Ken Gottry - Cambridge NY History

The photos of the West End fall into two categories: (1) the South side; and (2) the Union House on the north side. This photo is an exception, giving a rare glimpse of the north side of West Main Street, probaly in the 1870s or early 1880s.

The communities of Cambridge Corners, North White Creek, and Dorr's Corners united in 1866 to form the Village of Cambridge. At that time, a map was created, listing every dwelling and occupant. It's a great way to look for your ancestors. 

In 1947 the farm on South Park Street belonging to my great grandfather, William L Hitchcock, was sold to the newly formed Cambridge Central School district. The farmhouse pictured here stood where the CCS Science Wing near the north parking lot. The farm sprawled out where the school and athletic fields now lie.

Growing up my parents used to tell me that people in Cambridge thought the sun rose in Ash Grove and set in Coila. Until I went away to college I didn’t understand what they meant. However, until I moved back I didn’t understand that that’s a good thing, a very good thing.

Growing up in Cambridge in the 1950’s meant that Robert Frost lived to the east in Shaftsbury, Grandma Moses to the south in Eagle Bridge, and Norman Rockwell to the north in Arlington. To us, they were simply nice old people who used poetry and art to depict what we saw every day.

Frederick W. Mausert, III, USMC (2-May-1931 to 12-Sep-1951)

From their position on Yoke ridge, north of the Punch Bowl and west of the Soyong River in Korea, Sgt. Frederick W. Mausert, III, looked across the cool, September evening with objective. They were to take from North Korean regulars two hills, known simply as “objectives A and B” or “hills 749 and 673”. On those hills, Rickie served his country and paid the ultimate price.

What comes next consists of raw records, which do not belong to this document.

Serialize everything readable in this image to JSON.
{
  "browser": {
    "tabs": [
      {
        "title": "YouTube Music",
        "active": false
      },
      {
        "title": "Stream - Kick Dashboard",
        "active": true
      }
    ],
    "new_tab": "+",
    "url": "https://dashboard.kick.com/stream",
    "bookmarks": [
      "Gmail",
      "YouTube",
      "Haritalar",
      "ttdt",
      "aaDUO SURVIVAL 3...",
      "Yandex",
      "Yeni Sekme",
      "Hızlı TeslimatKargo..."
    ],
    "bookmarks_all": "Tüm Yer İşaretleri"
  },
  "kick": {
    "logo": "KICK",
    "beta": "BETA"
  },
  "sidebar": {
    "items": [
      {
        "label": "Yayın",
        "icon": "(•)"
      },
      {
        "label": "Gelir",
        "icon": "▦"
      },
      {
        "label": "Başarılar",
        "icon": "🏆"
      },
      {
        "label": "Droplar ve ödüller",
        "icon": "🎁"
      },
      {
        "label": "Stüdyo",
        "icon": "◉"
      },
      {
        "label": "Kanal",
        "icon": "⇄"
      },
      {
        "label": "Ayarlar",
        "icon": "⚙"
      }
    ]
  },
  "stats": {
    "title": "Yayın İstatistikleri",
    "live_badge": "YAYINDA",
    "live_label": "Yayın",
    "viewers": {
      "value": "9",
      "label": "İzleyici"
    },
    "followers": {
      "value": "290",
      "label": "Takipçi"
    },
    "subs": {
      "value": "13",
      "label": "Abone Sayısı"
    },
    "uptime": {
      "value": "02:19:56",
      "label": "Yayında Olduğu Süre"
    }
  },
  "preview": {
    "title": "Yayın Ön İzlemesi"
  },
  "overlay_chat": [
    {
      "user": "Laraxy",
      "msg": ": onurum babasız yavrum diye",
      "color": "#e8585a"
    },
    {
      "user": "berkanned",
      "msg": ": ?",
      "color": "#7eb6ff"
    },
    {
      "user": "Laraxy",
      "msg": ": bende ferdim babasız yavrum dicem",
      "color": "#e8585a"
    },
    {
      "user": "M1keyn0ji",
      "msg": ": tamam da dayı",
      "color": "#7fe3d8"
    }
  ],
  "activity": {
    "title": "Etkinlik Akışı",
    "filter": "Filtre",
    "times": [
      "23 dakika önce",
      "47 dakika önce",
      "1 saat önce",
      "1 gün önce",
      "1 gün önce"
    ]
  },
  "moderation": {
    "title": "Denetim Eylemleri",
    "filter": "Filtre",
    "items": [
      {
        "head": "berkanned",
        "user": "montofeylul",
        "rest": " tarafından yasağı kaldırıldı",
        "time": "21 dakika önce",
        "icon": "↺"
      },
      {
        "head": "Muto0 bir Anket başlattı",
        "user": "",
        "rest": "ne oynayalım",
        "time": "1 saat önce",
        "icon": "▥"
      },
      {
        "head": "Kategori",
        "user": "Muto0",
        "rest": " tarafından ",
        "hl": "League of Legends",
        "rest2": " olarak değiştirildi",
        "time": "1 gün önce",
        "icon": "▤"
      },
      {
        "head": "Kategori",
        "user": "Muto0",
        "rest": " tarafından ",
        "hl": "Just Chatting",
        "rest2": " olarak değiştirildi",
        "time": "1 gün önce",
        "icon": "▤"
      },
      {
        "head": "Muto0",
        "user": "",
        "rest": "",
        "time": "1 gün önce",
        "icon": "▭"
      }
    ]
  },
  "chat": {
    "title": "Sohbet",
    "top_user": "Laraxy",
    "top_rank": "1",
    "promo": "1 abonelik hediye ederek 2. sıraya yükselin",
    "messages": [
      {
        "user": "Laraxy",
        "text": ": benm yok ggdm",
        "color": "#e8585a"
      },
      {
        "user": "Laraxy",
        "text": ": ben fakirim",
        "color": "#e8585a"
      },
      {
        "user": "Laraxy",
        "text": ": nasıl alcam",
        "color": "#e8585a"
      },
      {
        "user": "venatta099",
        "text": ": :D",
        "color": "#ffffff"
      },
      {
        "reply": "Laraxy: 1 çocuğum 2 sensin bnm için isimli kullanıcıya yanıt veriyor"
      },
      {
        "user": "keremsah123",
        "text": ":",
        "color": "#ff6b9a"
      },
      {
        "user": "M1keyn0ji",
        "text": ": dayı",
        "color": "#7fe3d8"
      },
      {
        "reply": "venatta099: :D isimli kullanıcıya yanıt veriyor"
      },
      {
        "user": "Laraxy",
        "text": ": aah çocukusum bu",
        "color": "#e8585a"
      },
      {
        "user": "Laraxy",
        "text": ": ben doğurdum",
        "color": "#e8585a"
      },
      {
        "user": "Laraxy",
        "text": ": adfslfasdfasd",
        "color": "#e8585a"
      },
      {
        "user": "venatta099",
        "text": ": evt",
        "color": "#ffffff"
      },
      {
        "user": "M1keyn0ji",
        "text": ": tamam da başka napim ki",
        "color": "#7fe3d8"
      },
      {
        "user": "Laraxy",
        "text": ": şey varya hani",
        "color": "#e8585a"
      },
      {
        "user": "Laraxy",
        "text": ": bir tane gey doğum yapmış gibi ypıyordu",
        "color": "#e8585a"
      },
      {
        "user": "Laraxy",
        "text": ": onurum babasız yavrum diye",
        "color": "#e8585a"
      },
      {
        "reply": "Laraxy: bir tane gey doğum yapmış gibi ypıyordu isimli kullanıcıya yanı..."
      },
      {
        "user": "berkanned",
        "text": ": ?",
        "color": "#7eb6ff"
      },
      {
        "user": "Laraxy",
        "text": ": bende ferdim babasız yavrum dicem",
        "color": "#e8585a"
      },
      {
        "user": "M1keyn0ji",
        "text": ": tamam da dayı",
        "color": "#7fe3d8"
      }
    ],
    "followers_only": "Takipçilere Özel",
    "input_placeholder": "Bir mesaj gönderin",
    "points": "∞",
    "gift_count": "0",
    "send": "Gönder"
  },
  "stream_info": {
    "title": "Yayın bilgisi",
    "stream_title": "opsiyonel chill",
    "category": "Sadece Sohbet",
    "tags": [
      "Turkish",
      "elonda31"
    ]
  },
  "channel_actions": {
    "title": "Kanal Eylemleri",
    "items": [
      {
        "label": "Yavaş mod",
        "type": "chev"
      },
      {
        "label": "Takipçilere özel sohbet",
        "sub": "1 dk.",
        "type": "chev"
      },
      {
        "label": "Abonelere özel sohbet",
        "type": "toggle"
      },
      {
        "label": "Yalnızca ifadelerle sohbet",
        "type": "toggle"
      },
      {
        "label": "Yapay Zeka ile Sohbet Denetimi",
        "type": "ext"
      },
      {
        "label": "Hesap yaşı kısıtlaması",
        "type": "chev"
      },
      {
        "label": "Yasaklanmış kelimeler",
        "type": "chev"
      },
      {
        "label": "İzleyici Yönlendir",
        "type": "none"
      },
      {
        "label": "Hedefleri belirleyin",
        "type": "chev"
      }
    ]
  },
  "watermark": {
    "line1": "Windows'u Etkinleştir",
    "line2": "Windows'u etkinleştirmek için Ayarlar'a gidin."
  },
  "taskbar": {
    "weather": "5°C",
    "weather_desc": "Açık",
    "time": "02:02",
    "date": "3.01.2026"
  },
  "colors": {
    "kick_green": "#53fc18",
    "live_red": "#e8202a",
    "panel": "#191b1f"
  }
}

The Pitcairn Pistols, the ones that fired the Shot Heard Round the World to start the American Revolution, were once the possession of John Pope Putnam who lived on South Park Street in Cambridge, NY.